[A statement by former African leaders could bridge] the gap between sitting African leaders, who are putting little pressure on Kabila, and the west, who are imposing sanctions and demanding an election.
We should not see [MONUSCO] as the force that can go in and stabilise the Kasai [in DR Congo]. It can, at least, stop government and militia forces committing human rights violations in impunity.
The ball is very much in [President] Kabila’s court now. The president [of DR Congo] has been more or less silent for the last three months so this would be a good time for him to speak out.
There is a possibility of protests and emotional reaction, potentially violent [in DRC, following the death of opposition leader Etienne Tshisekedi]. No one has the popular legitimacy to take over.
What’s going on [in DR Congo] shows an implosion is inevitable because the political system is not set up to solve [disputes over the position of Prime Minister].
You have a disconnect [in DR Congo] between a very impoverished people and a political-social class that basically negotiates and cuts deals amongst themselves.
Depuis 2015, des tensions parcourent l’ex-province du Katanga, en RDC. Le mécontentement envers Kinshasa gagne du terrain face aux manœuvres politiques et à une situation économique dégradée, tandis que la région est un enjeu majeur pour le président Kabila, déterminé à se maintenir au pouvoir.
Six months into research fellowships made possible by Canadian philanthropist and Crisis Group Trustee Frank Giustra, we catch up with three young experts now working with our Europe, Africa and Middle East teams.
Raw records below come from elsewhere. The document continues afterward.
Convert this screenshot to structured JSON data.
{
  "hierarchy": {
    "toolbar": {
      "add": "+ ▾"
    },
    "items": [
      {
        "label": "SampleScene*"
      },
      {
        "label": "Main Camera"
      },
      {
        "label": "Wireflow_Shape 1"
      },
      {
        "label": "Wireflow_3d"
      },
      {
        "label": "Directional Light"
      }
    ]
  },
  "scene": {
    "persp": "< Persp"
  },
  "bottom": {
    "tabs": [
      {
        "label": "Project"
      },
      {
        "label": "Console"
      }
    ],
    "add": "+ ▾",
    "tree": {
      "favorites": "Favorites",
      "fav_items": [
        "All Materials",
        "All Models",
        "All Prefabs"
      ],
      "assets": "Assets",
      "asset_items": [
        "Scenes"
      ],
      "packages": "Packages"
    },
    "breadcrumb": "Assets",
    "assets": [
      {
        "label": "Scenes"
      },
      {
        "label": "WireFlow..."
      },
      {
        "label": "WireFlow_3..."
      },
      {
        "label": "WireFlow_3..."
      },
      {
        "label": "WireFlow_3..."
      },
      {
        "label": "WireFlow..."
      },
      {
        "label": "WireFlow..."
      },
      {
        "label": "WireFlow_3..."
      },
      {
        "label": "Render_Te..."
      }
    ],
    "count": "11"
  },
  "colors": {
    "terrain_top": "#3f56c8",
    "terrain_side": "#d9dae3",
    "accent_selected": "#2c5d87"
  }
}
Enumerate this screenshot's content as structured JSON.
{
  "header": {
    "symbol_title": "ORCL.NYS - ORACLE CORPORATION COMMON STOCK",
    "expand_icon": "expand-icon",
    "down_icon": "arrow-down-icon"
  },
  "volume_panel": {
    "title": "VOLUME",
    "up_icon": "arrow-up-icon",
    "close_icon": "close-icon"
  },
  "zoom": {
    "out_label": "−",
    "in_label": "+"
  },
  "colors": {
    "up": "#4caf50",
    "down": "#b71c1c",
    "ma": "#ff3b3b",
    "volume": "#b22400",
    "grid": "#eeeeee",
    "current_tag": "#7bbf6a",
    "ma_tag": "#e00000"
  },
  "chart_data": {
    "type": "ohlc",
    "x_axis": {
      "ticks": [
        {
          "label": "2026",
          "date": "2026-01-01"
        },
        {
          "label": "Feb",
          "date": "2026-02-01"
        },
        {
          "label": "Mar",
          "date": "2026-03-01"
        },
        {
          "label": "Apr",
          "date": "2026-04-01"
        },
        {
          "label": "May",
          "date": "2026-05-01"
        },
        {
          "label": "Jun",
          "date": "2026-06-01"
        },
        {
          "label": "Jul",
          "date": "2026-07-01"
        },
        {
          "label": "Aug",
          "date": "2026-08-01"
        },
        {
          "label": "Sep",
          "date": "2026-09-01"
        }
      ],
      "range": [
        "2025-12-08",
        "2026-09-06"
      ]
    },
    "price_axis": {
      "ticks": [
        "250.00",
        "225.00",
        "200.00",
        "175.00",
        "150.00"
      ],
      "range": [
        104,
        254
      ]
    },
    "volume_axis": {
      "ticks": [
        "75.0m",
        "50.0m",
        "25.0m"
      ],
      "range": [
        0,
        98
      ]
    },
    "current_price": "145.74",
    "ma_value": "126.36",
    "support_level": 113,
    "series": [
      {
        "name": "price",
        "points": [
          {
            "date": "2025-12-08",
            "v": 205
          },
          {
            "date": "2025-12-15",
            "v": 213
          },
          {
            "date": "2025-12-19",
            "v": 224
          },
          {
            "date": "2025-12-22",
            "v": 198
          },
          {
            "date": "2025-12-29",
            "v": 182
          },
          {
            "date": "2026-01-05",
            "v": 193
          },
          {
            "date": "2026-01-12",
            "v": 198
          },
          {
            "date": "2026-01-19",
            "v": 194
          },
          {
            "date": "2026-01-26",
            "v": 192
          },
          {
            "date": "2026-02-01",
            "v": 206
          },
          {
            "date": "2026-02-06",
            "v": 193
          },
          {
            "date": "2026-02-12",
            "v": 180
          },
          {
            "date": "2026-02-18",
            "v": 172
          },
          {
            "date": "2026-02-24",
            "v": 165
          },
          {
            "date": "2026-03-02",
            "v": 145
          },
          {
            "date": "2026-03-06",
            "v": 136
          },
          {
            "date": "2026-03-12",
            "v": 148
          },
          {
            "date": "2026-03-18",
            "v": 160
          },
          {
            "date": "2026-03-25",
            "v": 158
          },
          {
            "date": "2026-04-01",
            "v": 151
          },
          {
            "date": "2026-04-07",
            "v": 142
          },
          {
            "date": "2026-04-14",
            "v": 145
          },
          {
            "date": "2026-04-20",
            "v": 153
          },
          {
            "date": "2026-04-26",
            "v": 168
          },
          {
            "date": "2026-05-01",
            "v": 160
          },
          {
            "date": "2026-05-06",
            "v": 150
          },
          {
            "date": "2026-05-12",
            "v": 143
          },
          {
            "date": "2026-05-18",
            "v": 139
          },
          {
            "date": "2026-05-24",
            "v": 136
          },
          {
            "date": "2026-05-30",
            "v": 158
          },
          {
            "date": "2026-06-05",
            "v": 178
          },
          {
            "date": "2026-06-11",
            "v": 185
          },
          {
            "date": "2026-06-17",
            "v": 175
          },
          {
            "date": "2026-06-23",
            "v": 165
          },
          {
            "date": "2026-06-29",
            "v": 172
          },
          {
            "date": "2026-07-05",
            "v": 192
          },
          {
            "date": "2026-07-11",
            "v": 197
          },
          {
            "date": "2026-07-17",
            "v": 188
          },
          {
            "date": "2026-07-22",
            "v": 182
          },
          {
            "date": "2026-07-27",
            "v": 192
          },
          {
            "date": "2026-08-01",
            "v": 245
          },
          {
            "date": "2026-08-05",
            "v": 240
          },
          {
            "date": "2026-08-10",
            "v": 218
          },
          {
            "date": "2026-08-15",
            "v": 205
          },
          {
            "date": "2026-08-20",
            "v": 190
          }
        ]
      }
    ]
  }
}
Here we interview Philippe Kadima Cintu, who is focusing on his own country, DR Congo.
Africa is experiencing the highest number of humanitarian crises since the 1990s. As the new chair of the African Union Commission, Moussa Faki Mahamat, takes office, International Crisis Group suggests how he can strengthen the organisation’s response to threats to continental peace and security.
The death of the veteran politician deprives the opposition of a well-known rallying figure. Without him, uncertainty and growing popular anger are likely to lead to more instability.
Originally published in African Arguments
Originally published in Jeune Afrique